(Beginning of SOURCE RECORDS)
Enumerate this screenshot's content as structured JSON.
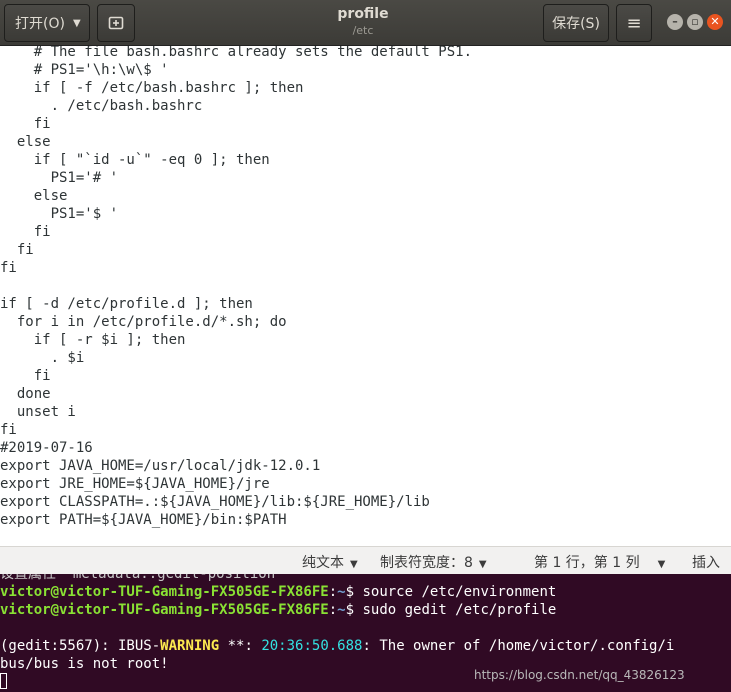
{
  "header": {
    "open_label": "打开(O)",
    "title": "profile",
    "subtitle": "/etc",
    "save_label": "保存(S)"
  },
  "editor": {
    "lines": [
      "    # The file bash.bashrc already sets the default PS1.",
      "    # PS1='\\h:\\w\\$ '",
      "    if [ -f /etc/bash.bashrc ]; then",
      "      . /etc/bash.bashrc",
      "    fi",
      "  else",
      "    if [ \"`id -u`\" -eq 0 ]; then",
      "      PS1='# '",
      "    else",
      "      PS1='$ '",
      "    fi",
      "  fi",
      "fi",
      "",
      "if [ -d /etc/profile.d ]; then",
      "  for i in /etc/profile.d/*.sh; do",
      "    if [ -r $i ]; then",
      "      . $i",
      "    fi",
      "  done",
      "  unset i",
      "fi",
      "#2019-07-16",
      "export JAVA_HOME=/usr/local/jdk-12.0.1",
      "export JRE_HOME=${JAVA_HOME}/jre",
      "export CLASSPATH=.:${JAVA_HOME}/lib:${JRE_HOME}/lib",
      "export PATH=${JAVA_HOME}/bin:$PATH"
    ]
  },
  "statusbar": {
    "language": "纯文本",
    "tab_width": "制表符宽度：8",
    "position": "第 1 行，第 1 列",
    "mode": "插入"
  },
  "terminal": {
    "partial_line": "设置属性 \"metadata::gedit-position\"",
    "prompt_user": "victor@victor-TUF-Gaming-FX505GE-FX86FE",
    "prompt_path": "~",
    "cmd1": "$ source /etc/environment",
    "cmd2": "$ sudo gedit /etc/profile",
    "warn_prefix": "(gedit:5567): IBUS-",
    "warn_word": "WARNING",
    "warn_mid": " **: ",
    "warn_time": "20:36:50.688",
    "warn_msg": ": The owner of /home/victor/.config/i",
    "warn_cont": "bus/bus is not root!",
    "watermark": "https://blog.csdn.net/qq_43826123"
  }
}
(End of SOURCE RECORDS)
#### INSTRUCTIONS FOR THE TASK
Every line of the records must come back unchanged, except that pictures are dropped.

#### SOLUTION TO THIS EXERCISE
Enumerate this screenshot's content as structured JSON.
{
  "header": {
    "open_label": "打开(O)",
    "title": "profile",
    "subtitle": "/etc",
    "save_label": "保存(S)"
  },
  "editor": {
    "lines": [
      "    # The file bash.bashrc already sets the default PS1.",
      "    # PS1='\\h:\\w\\$ '",
      "    if [ -f /etc/bash.bashrc ]; then",
      "      . /etc/bash.bashrc",
      "    fi",
      "  else",
      "    if [ \"`id -u`\" -eq 0 ]; then",
      "      PS1='# '",
      "    else",
      "      PS1='$ '",
      "    fi",
      "  fi",
      "fi",
      "",
      "if [ -d /etc/profile.d ]; then",
      "  for i in /etc/profile.d/*.sh; do",
      "    if [ -r $i ]; then",
      "      . $i",
      "    fi",
      "  done",
      "  unset i",
      "fi",
      "#2019-07-16",
      "export JAVA_HOME=/usr/local/jdk-12.0.1",
      "export JRE_HOME=${JAVA_HOME}/jre",
      "export CLASSPATH=.:${JAVA_HOME}/lib:${JRE_HOME}/lib",
      "export PATH=${JAVA_HOME}/bin:$PATH"
    ]
  },
  "statusbar": {
    "language": "纯文本",
    "tab_width": "制表符宽度：8",
    "position": "第 1 行，第 1 列",
    "mode": "插入"
  },
  "terminal": {
    "partial_line": "设置属性 \"metadata::gedit-position\"",
    "prompt_user": "victor@victor-TUF-Gaming-FX505GE-FX86FE",
    "prompt_path": "~",
    "cmd1": "$ source /etc/environment",
    "cmd2": "$ sudo gedit /etc/profile",
    "warn_prefix": "(gedit:5567): IBUS-",
    "warn_word": "WARNING",
    "warn_mid": " **: ",
    "warn_time": "20:36:50.688",
    "warn_msg": ": The owner of /home/victor/.config/i",
    "warn_cont": "bus/bus is not root!",
    "watermark": "https://blog.csdn.net/qq_43826123"
  }
}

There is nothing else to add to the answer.